If you are putting the 3.5% down payment down it’s important to note that we will have to “season” the funds in yours or your co-borrowers account to show that they have been in your account for at least 60 days. If you are saving for your down payment and don’t have a lot to put down yet, you can feel free to call us to see how much money you will really need based upon the house you are looking for and your budget.

Borrowers who have experienced financial trouble and wind up selling their property in a short sale arrangement often recover from their difficulties and feel ready to become homeowners once more. When you are ready to fill out an FHA loan application in the wake of a short sale, what do the FHA loan rules say about having such a transaction on your record?

Generally, a person who has had a Short Sale is not eligible for an FHA mortgage until 3 years from the date that their short sale took place.

However, if that default was due to circumstances beyond the borrower’s control, such as death of primary wage earner or long-term uninsured illness, and a review of the credit report indicates satisfactory credit prior to the circumstances beyond the borrower’s control that caused the default—then the borrower may be deemed eligible within the 3 year period.

Keep in mind that lenders will pull information from HUD/FHA to make sure the borrower doesn’t owe any additional funds from their short-sale which would prevent them from getting a new loan.

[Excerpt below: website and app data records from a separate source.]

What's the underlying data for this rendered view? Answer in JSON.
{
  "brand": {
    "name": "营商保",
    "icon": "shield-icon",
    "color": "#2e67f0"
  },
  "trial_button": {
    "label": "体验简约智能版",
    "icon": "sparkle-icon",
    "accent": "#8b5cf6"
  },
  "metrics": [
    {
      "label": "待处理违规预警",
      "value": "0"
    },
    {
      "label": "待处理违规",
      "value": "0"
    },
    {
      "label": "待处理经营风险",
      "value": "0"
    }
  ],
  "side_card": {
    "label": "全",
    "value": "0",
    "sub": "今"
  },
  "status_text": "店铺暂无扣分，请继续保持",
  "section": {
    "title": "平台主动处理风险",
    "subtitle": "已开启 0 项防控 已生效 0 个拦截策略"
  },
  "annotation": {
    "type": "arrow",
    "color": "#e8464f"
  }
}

If we didn’t address your FHA question here or if you would like to talk more about your specific circumstances, we’d love to help answer your questions. Please visit our Contact Us page to find several ways to reach out to us, there is never any obligation.